The US Air Quality Index, for instance, starts at green, meaning good air quality, moves through yellow and red, then ends at maroon, to mean hazardous air quality. That’s quite straightforward in concept. But if you’re walking along a narrow urban street full of idling cars at rush hour, or passing through an industrial corridor when a tower suddenly lets off ominous clouds of exhaust, an orange AQI warning from the day before may not reflect your local circumstances—the specific mass of air you pull in through your nose, deep into your lungs.
Andrea Polli is a digital media artist and professor of art and ecology at the University of New Mexico who is inspired by these types of systems to find better ways to illustrate the environmental threats we face. Her large outdoor installation piece, Particle Falls, which most recently hugged the Wilma Theater facade in downtown Philadelphia, can show, in real time, the level of particulate matter in the air.
As part of Sensing Change, a larger art and science exhibit focused on climate change, Particle Falls offers a glimpse into the ether. It features a large projection of a waterfall of blue that is updated every 15 seconds according to readings from a nearby sensor called a nephelometer. The nephelometer detects fine particulates in the air (defined as particles smaller than 2.5 micrometers, or one-ten-thousandths of an inch). Particles smaller than 10 micrometers, and especially the finer ones, can pass into the nose and throat, posing potential health risks. The particulate detected by the Particle Falls nephelometer comes from a variety of combustion sources, including diesel exhaust, factories, and even cigarettes.
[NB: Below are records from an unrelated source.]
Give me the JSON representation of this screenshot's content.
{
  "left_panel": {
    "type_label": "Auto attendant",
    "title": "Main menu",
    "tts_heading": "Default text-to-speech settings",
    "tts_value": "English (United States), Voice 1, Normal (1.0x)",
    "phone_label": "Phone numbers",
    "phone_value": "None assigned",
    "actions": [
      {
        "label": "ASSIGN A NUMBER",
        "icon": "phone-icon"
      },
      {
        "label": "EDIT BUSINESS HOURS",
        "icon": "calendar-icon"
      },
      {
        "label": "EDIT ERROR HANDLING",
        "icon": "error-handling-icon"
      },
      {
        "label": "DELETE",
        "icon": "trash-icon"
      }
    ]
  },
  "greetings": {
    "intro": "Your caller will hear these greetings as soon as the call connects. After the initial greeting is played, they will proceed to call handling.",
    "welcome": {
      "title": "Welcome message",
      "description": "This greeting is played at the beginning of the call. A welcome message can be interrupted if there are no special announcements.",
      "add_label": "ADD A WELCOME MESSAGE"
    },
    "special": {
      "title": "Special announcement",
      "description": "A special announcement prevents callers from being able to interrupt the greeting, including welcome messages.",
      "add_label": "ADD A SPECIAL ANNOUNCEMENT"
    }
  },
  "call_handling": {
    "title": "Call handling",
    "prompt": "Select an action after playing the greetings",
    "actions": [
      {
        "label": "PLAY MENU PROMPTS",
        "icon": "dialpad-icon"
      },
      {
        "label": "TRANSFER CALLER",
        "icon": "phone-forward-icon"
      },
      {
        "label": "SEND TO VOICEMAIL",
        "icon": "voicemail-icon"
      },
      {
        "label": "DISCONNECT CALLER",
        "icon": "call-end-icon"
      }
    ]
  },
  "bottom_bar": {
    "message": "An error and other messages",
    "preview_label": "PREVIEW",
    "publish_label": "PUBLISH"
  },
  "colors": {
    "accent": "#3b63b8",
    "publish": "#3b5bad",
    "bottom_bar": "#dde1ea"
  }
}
A custom computer program converts these readings into golden bursts within the waterfall. The number of bursts increases and ebbs in proportion to the shifts in particulate matter floating in the surrounding air. When a bus idles in front of the theater, for instance, the frequency of the pops intensifies.“To me, one of the more interesting issues is how impactful visualization can be for people,” said Polli in a recent interview. “What’s strong about the information is that people can get the differences between levels. When a bus stops, you can really see a dramatic reaction versus when there’s nothing there.”
The American Lung Association’s State of the Air website gives Philadelphia’s particle pollution a D. In 2012 the surrounding region’s air was rated as the 10th most polluted in the US. Yet these statistics mean a lot less than literally seeing the vast number of invisible pollutants light up a large-scale screen. When the piece was first installed, Polli says it got a big reaction from the crowd. People had a hard time believing there was so much particulate matter in the air.
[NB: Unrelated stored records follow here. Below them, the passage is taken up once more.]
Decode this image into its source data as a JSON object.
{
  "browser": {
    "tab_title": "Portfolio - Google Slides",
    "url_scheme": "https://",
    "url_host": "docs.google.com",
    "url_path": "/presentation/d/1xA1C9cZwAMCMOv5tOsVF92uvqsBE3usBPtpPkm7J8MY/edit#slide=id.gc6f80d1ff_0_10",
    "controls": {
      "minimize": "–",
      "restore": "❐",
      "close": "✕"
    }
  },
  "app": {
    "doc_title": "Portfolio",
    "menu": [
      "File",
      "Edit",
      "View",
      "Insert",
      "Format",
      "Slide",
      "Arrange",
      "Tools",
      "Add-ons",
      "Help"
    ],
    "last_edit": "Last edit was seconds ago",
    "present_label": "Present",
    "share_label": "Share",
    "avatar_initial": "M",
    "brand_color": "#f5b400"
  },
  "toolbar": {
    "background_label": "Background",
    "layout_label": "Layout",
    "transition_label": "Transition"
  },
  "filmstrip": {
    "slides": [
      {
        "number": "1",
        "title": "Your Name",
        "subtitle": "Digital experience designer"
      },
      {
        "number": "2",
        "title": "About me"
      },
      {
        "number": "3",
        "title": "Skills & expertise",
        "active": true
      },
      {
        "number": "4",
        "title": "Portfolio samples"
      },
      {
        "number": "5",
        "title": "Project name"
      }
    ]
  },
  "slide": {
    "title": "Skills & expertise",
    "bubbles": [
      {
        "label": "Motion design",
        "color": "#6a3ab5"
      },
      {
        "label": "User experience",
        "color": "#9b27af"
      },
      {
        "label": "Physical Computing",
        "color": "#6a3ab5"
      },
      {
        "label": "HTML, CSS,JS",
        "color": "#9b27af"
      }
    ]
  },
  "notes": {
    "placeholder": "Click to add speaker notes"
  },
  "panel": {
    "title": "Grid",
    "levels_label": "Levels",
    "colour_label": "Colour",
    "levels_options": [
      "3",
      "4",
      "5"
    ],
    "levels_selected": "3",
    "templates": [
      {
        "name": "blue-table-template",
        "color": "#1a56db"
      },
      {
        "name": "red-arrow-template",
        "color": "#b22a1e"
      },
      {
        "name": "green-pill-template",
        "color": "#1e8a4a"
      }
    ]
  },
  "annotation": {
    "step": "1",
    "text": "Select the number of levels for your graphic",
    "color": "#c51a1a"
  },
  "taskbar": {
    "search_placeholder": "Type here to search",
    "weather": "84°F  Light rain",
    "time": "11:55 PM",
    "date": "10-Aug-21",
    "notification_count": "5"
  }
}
Other artists are also working to meaningfully show otherwise invisible environmental data. Wind Map, another part of the Sensing Change exhibit, is a living portrait of wind speed and direction across the United States. Created by computational designer Fernanda Viégas and computer scientist and artist Martin Wattenberg, its striking visualization is based on data from National Digital Forecast Database and is updated every hour. Viégas and Wattenberg say they are pushing the boundaries of how to use new forms of data visualization in their collaborative work, including their co-leadership of Google’s Big Picture data visualization group.
Inigo Manglano-Ovalle is another artist working to illuminate climatic issues. His piece Random Sky, installed at Chicago’s Hyde Park Art Center, used 10 indoor projection screens to display the data output of a weather transmitter. The wall visually interpreted the city’s temperature, barometric pressure, and wind speed and direction.
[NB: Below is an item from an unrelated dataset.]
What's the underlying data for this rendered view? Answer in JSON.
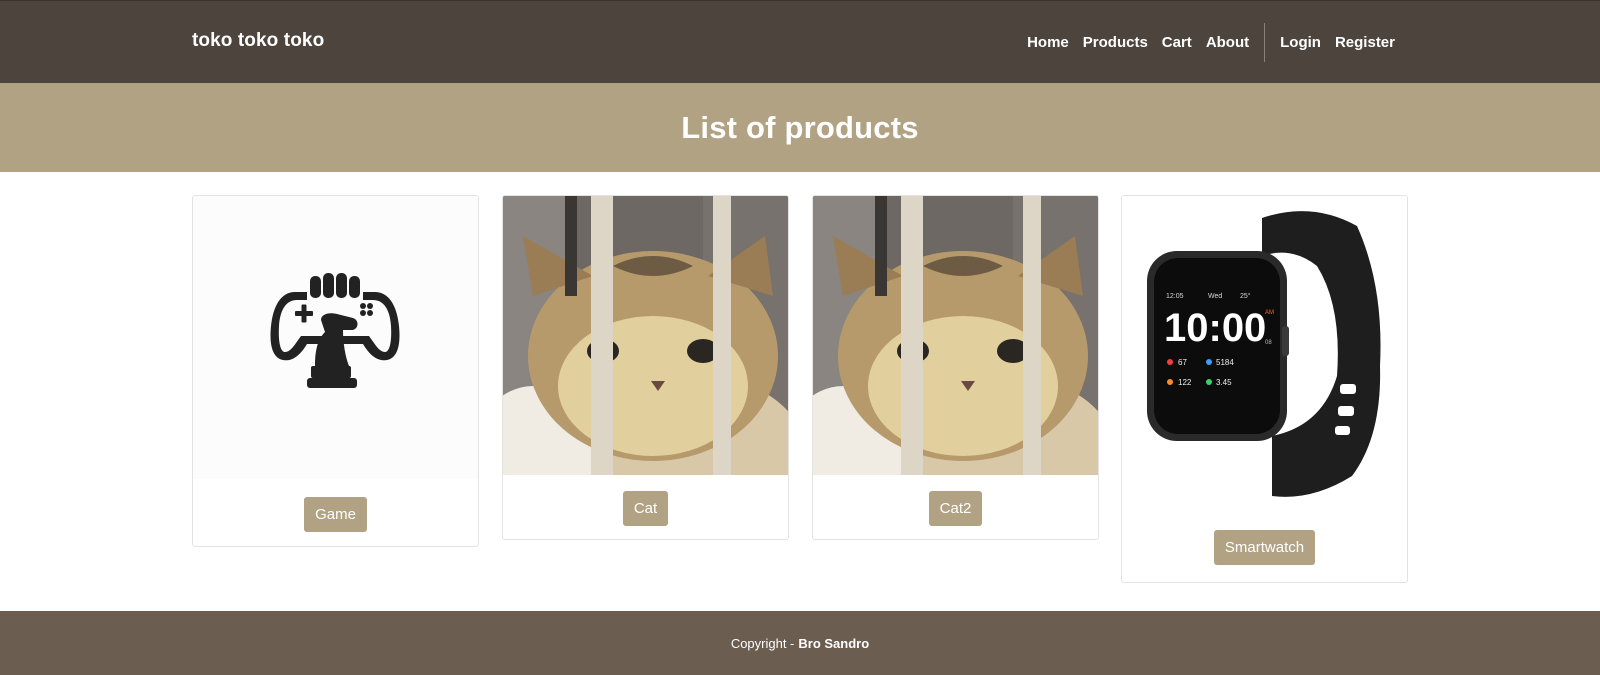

To accurately depict real atmospheric data, Polli works collaboratively with a diverse group of scientists and technologists. “For an artist, looking for new innovation, materials and technique, cross-disciplinary collaboration is useful. The kind of art I do is concerned with the environment and sustainability and I’ve become focused on the hard problems that we have to solve. You can’t do that in isolation,” she says.
After a fortuitous meeting in 2004 with Cynthia Rosenzweig, who heads the Climate Impacts Group at the NASA Goddard Institute for Space Studies, Polli turned her focus toward climate change. “She started saying things that were really shocking. She was saying things such as, ‘Climate change is the biggest catastrophe of mankind,’ and this was at a time when this was just starting to break,” says Polli. “Scientists of her stature aren’t going to say this without justification.”
Heather Sparks explores art and science at Science Sparks Art. She studied molecular genetics at The Ohio State University, has a graduate degree in science journalism from New York University, and currently lives in Brooklyn.